**What you need to do**
The word "from" may appear in some lines of the data; copy every such line.

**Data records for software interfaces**
------------------------------------

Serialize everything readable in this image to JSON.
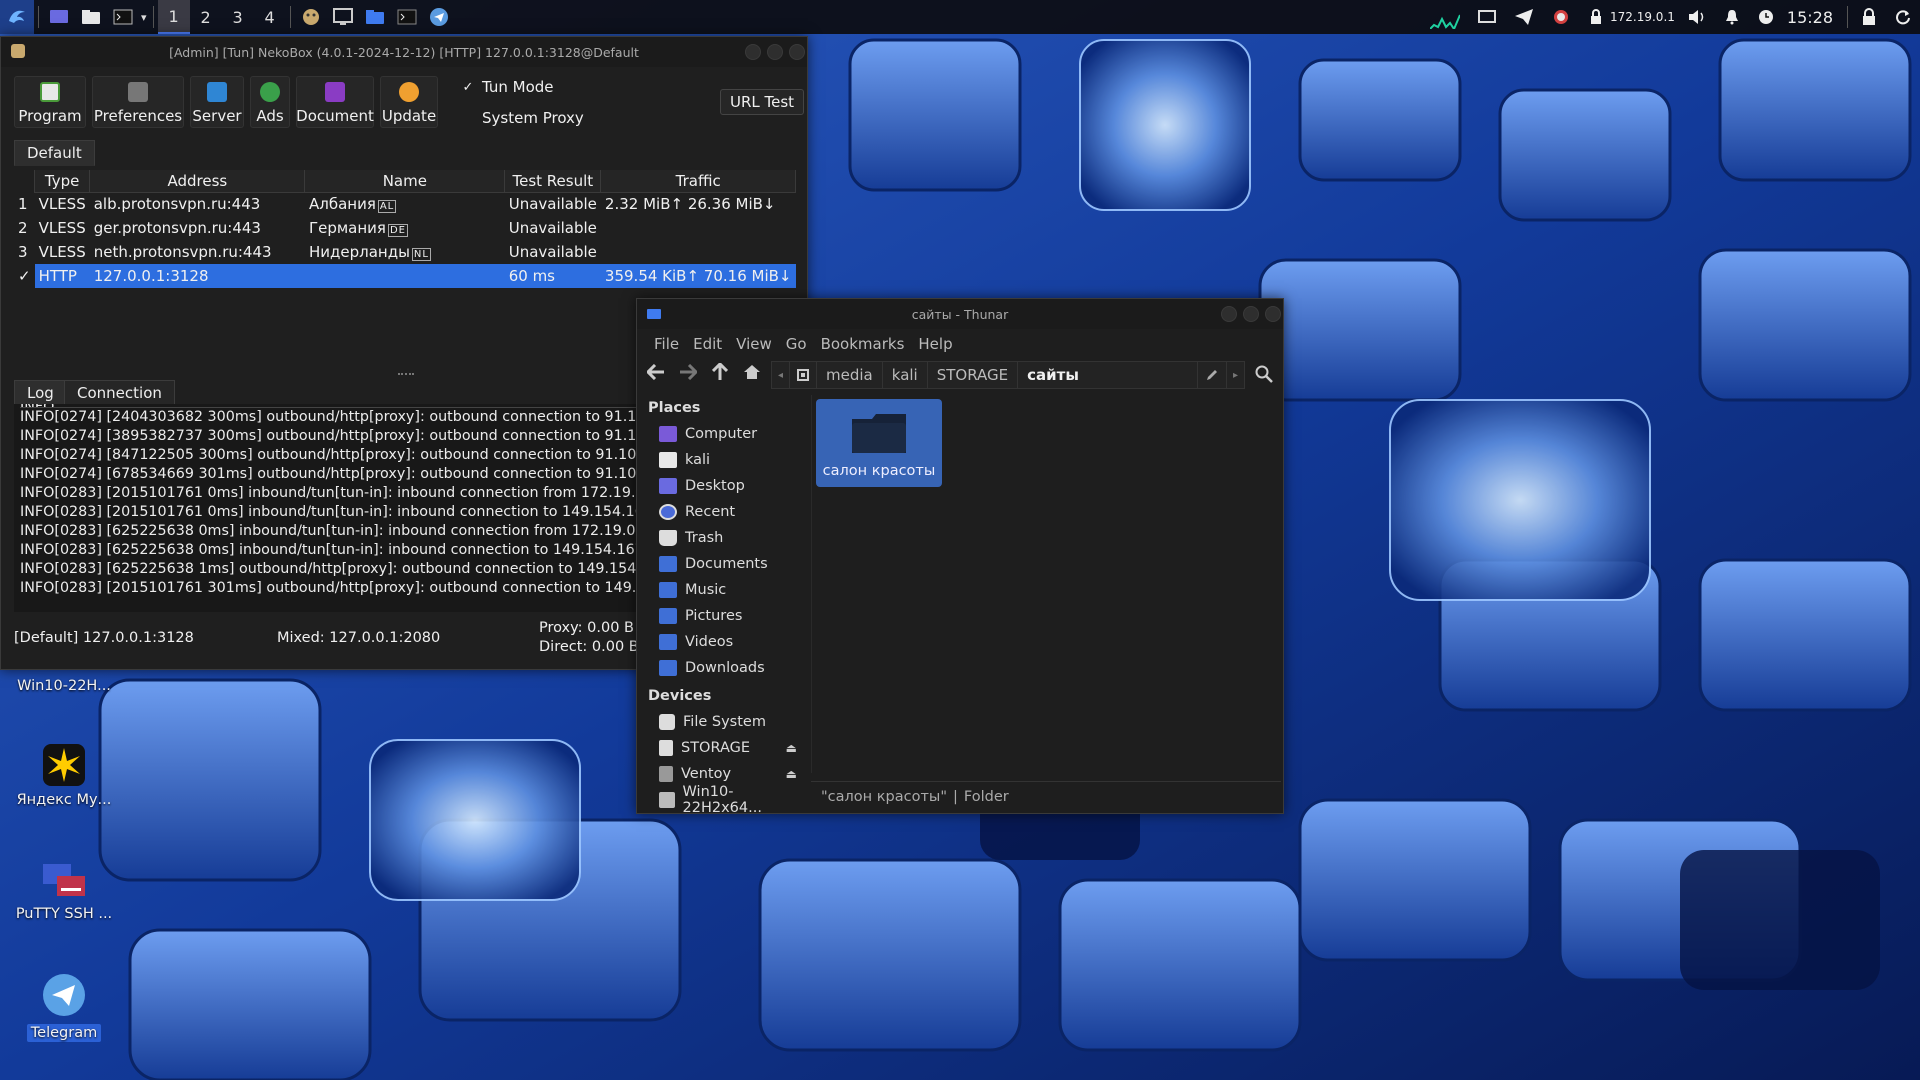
{
  "panel": {
    "workspaces": [
      "1",
      "2",
      "3",
      "4"
    ],
    "active_workspace": "1",
    "ip": "172.19.0.1",
    "clock": "15:28"
  },
  "neko": {
    "title": "[Admin] [Tun] NekoBox (4.0.1-2024-12-12) [HTTP] 127.0.0.1:3128@Default",
    "toolbar": [
      "Program",
      "Preferences",
      "Server",
      "Ads",
      "Document",
      "Update"
    ],
    "tun_mode_label": "Tun Mode",
    "tun_mode_checked": true,
    "system_proxy_label": "System Proxy",
    "system_proxy_checked": false,
    "url_test_label": "URL Test",
    "group_tab": "Default",
    "columns": [
      "Type",
      "Address",
      "Name",
      "Test Result",
      "Traffic"
    ],
    "rows": [
      {
        "num": "1",
        "type": "VLESS",
        "address": "alb.protonsvpn.ru:443",
        "name": "Албания",
        "flag": "AL",
        "result": "Unavailable",
        "traffic": "2.32 MiB↑ 26.36 MiB↓"
      },
      {
        "num": "2",
        "type": "VLESS",
        "address": "ger.protonsvpn.ru:443",
        "name": "Германия",
        "flag": "DE",
        "result": "Unavailable",
        "traffic": ""
      },
      {
        "num": "3",
        "type": "VLESS",
        "address": "neth.protonsvpn.ru:443",
        "name": "Нидерланды",
        "flag": "NL",
        "result": "Unavailable",
        "traffic": ""
      },
      {
        "num": "✓",
        "type": "HTTP",
        "address": "127.0.0.1:3128",
        "name": "",
        "flag": "",
        "result": "60 ms",
        "traffic": "359.54 KiB↑ 70.16 MiB↓"
      }
    ],
    "log_tab": "Log",
    "connection_tab": "Connection",
    "log_lines": [
      "INFO[0274] [2404303682 300ms] outbound/http[proxy]: outbound connection to 91.105.192",
      "INFO[0274] [3895382737 300ms] outbound/http[proxy]: outbound connection to 91.105.192",
      "INFO[0274] [847122505 300ms] outbound/http[proxy]: outbound connection to 91.105.192.1",
      "INFO[0274] [678534669 301ms] outbound/http[proxy]: outbound connection to 91.105.192.1",
      "INFO[0283] [2015101761 0ms] inbound/tun[tun-in]: inbound connection from 172.19.0.1:427",
      "INFO[0283] [2015101761 0ms] inbound/tun[tun-in]: inbound connection to 149.154.167.222:4",
      "INFO[0283] [625225638 0ms] inbound/tun[tun-in]: inbound connection from 172.19.0.1:5258",
      "INFO[0283] [625225638 0ms] inbound/tun[tun-in]: inbound connection to 149.154.167.222:8",
      "INFO[0283] [625225638 1ms] outbound/http[proxy]: outbound connection to 149.154.167.22",
      "INFO[0283] [2015101761 301ms] outbound/http[proxy]: outbound connection to 149.154.167"
    ],
    "status_left": "[Default] 127.0.0.1:3128",
    "status_mixed": "Mixed: 127.0.0.1:2080",
    "status_proxy": "Proxy: 0.00 B↑",
    "status_direct": "Direct: 0.00 B↓"
  },
  "thunar": {
    "title": "сайты - Thunar",
    "menu": [
      "File",
      "Edit",
      "View",
      "Go",
      "Bookmarks",
      "Help"
    ],
    "breadcrumbs": [
      "media",
      "kali",
      "STORAGE",
      "сайты"
    ],
    "places_label": "Places",
    "places": [
      {
        "label": "Computer",
        "icon": "computer-icon",
        "color": "#7a5ad8"
      },
      {
        "label": "kali",
        "icon": "home-folder-icon",
        "color": "#e8e8e8"
      },
      {
        "label": "Desktop",
        "icon": "desktop-icon",
        "color": "#6a6ae0"
      },
      {
        "label": "Recent",
        "icon": "recent-icon",
        "color": "#4a6ad8"
      },
      {
        "label": "Trash",
        "icon": "trash-icon",
        "color": "#dddddd"
      },
      {
        "label": "Documents",
        "icon": "documents-folder-icon",
        "color": "#3f6fd6"
      },
      {
        "label": "Music",
        "icon": "music-folder-icon",
        "color": "#3f6fd6"
      },
      {
        "label": "Pictures",
        "icon": "pictures-folder-icon",
        "color": "#3f6fd6"
      },
      {
        "label": "Videos",
        "icon": "videos-folder-icon",
        "color": "#3f6fd6"
      },
      {
        "label": "Downloads",
        "icon": "downloads-folder-icon",
        "color": "#3f6fd6"
      }
    ],
    "devices_label": "Devices",
    "devices": [
      {
        "label": "File System",
        "icon": "drive-icon",
        "eject": false
      },
      {
        "label": "STORAGE",
        "icon": "usb-drive-icon",
        "eject": true
      },
      {
        "label": "Ventoy",
        "icon": "usb-drive-icon",
        "eject": true
      },
      {
        "label": "Win10-22H2x64...",
        "icon": "disc-icon",
        "eject": false
      }
    ],
    "folder_name": "салон красоты",
    "status_name": "\"салон красоты\"",
    "status_sep": "|",
    "status_type": "Folder"
  },
  "desktop": {
    "icons": [
      {
        "label": "Win10-22H...",
        "icon": "disc-image-icon"
      },
      {
        "label": "Яндекс Му...",
        "icon": "yandex-music-icon"
      },
      {
        "label": "PuTTY SSH ...",
        "icon": "putty-icon"
      },
      {
        "label": "Telegram",
        "icon": "telegram-icon"
      }
    ]
  }
}
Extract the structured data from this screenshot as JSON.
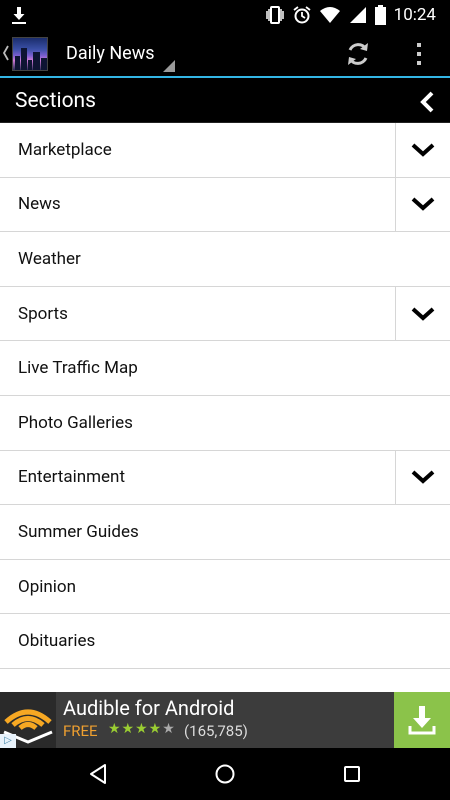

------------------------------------

**Answer space**
      "INFO[0283] [2015101761 0ms] inbound/tun[tun-in]: inbound connection from 172.19.0.1:427",
      "INFO[0283] [625225638 0ms] inbound/tun[tun-in]: inbound connection from 172.19.0.1:5258",
Extract the structured data from this screenshot as JSON.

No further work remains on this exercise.